### DESCRIPTION OF THE TASK:
Pull out each line of the records holding the string "JSON".

[Data items]
■ ■ ■ ■ ■ ■ ■

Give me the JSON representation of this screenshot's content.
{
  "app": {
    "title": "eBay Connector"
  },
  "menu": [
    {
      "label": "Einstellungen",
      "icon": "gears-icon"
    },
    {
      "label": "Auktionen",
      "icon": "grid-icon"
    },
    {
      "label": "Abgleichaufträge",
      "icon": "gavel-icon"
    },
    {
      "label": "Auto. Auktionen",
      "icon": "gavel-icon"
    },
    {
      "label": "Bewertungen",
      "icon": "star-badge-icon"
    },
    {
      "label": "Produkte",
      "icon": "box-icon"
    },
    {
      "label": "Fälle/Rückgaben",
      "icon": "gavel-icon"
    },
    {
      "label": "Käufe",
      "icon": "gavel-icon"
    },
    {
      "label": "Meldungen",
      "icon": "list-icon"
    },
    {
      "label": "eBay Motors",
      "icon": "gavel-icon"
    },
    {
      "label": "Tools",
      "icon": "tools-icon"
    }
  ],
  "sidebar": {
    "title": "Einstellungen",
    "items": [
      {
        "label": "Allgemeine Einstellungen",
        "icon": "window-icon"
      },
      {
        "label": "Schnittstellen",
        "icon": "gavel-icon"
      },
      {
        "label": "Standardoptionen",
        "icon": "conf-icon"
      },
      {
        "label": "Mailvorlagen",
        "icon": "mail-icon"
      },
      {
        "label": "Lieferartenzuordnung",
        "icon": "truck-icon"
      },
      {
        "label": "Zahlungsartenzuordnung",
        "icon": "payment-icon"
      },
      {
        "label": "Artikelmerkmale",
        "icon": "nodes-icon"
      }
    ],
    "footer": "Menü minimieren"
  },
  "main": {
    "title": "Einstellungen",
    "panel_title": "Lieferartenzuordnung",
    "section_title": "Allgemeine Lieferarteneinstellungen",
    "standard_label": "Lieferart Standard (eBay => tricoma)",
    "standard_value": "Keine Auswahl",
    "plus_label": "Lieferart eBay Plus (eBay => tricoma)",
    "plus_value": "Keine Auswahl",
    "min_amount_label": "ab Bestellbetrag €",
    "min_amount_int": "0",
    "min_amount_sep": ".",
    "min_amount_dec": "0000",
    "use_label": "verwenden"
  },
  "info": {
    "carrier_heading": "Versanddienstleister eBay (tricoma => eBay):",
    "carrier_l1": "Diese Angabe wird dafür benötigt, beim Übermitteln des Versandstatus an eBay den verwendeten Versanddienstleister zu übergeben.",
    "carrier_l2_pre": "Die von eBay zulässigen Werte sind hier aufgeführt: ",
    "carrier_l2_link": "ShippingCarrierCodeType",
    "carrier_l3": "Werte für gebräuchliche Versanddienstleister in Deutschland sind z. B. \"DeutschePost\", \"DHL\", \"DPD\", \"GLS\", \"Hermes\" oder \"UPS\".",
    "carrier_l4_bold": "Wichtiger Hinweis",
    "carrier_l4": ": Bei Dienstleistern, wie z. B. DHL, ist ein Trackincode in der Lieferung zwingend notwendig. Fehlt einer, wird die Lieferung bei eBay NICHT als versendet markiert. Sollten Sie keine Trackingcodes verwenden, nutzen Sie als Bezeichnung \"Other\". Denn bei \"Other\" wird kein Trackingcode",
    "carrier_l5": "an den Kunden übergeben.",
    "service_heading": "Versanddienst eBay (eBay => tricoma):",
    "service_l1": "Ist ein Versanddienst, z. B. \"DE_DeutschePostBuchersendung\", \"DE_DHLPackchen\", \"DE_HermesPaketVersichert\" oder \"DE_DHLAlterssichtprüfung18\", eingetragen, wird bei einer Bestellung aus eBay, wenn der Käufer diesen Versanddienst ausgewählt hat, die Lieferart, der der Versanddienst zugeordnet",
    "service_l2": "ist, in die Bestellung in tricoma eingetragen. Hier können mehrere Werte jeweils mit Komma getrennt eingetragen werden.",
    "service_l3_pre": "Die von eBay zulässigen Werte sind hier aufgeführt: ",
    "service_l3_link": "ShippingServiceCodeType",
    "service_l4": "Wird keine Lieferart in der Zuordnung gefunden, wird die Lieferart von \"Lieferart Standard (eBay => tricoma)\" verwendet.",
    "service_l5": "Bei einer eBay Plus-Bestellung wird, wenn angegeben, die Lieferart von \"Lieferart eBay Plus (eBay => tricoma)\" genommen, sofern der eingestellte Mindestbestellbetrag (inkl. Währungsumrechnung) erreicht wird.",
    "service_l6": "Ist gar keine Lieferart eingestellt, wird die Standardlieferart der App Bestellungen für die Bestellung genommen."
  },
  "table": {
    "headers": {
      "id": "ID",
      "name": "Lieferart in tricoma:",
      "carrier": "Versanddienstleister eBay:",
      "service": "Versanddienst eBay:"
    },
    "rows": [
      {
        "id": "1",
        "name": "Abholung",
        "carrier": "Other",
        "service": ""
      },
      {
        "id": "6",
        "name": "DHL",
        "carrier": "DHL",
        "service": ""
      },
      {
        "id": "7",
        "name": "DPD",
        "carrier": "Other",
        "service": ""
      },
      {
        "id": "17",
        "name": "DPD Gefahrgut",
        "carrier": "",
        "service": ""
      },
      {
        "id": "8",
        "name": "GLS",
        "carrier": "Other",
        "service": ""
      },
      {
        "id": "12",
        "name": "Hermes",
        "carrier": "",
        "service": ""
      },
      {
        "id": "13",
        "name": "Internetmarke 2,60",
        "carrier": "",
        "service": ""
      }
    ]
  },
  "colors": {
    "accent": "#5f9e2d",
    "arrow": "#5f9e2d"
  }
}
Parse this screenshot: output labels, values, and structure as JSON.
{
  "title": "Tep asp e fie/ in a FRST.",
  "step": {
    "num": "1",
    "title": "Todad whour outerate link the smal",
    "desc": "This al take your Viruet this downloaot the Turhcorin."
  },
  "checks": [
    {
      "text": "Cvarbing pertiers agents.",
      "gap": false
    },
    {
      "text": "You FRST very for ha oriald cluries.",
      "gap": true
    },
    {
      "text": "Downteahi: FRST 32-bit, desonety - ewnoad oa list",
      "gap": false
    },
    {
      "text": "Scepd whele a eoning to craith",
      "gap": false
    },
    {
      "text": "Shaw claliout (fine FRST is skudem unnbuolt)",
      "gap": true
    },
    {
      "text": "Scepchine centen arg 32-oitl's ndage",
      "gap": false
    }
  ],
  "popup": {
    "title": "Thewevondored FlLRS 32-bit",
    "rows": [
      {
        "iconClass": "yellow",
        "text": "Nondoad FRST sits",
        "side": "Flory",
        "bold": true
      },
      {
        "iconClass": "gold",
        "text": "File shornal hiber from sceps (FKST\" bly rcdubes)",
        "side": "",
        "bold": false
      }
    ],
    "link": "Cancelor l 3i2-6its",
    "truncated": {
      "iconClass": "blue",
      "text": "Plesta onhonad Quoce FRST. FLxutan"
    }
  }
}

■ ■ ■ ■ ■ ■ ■

### RESULT:
Give me the JSON representation of this screenshot's content.
Parse this screenshot: output labels, values, and structure as JSON.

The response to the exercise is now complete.